Certainly not an uplifting topic, but something that does happen on occasion is the death of a coworker. Whether this coworker was diagnosed with an illness months prior, or the death is sudden, the loss of a coworker is one of those things that can impact everyone. It is in these times where managers and staff will reach out to Human Resources to ask, “What can we do, or what should we do for our team?” The answer to these questions may vary depending on situations, but the subsequent paragraphs will provide some guidance.
What I usually tell these managers is that as the leader of your team, it is important for you to assist employees with the grievance process. Not everyone is the same, some employees may stay in the anger and denial phase while some have moved to acceptance. The key is to not expect everyone to be “business as usual”, and let employees have their time to move through their grieving. It is never easy, and requires patience, sensitivity, and sympathy.
Before you can be a sounding board for your employee, recovery will start with you … it’s okay to check-in with yourself. Sometimes talking to someone about your grief outside of work is helpful. Most companies offer some sort of Employee Assistance Program (EAP) that can be a wonderful resource at such a time. If that is uncomfortable, sometimes speaking to a friend or loved one about the loss can be beneficial. The main idea is to release your emotions. To be helpful for your staff, it is important to provide yourself with good self-care.
So now that you are taking care of you, you can be more effective taking care of others. If allowed, perhaps taking advantage of EAP services could be of great help. Most EAP services do provide on-site grief counseling. Most importantly, it is important to be prepared for a gamut of emotions. Some may become very emotional, and some may not react at all. Provide your team with the time to sit and talk. Sometimes sharing and remembering is good medicine for grief. This also opens a support network of employees bonding together, sharing in their grief.
Paying respects to the memory of the coworker, and/or to the co-worker’s family is also valuable. I’ll never forget when one of our coworkers passed away while jogging on a trail after work. The outpouring of employee support to the family; attending the funeral, providing meals, etc., was incredible. Months after this person’s death, the family sent a letter to us acknowledging the important part we played in their healing. Other ideas to consider could be a moment of silence, planting a tree, or writing stories. Finding what works best for you and your team is completely up to you.
Keeping things business as usual can become a delicate balance, but at the end of the day, there is work to be done. It is difficult to keep people motivated to continue with their work, and perhaps at the same time, perform some of the work of the departed employee. This is certainly not easy, and not the only challenge remaining. It will be equally as challenging to replace the deceased employee, and also to determine what to do with the deceased employee’s things. For us, in the previous situation I mentioned earlier, each week that went by it seemed more and more eerie to remove items from his office. I feel we waited too long, and his office became something of a shrine. When the day came to finally move someone new into his office, many months later, it felt as if his death was just yesterday. My advice is waiting a respectful period of time, but not too long.
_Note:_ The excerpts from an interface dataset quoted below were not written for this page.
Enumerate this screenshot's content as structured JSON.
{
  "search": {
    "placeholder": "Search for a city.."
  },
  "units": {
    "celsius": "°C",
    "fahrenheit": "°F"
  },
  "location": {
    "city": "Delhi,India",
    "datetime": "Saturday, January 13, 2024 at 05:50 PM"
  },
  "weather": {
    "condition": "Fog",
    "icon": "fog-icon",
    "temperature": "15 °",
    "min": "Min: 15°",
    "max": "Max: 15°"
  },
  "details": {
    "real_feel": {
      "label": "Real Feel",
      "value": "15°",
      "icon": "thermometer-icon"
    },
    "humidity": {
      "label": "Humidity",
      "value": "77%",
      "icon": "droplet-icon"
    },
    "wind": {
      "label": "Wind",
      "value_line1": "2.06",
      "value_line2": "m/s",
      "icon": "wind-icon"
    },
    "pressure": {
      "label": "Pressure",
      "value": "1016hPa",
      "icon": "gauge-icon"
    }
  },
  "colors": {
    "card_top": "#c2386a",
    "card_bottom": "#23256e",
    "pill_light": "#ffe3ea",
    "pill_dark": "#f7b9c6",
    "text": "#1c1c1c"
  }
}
Eventually, things will get back to normal. It just takes time to get there. The path to getting there may be short, or it may be long … but now you have some guidance on how you will get yourself and your team there.
- Richard Finger has worked in Human Resources for over 20 years and has worked with small, private organizations, global corporations, and most currently, a healthcare organization. Richard has worked abroad a number of years in England as well as The Netherlands, where he acquired a great appreciation for cultural awareness. He currently holds three Human Resource Certifications (SHRM-SCP, SPHR, SPHRi), and is also teaching the SHRM-CP/SHRM-SCP preparation course at Howard County Community College. Richard earned his Bachelor Degree in Psychology at University of Central Florida, and Master Degree in Human Resources Management & Labor Relations at New York Institute of Technology. Richard has been writing for Baltimore Outloud for a number of years, contributing articles about his Human Resources experiences, as well as moonlighting as the author of Finger's Food restaurant reviews. Richard has enjoyed writing for the paper, and looks forward to many more opportunities to do so.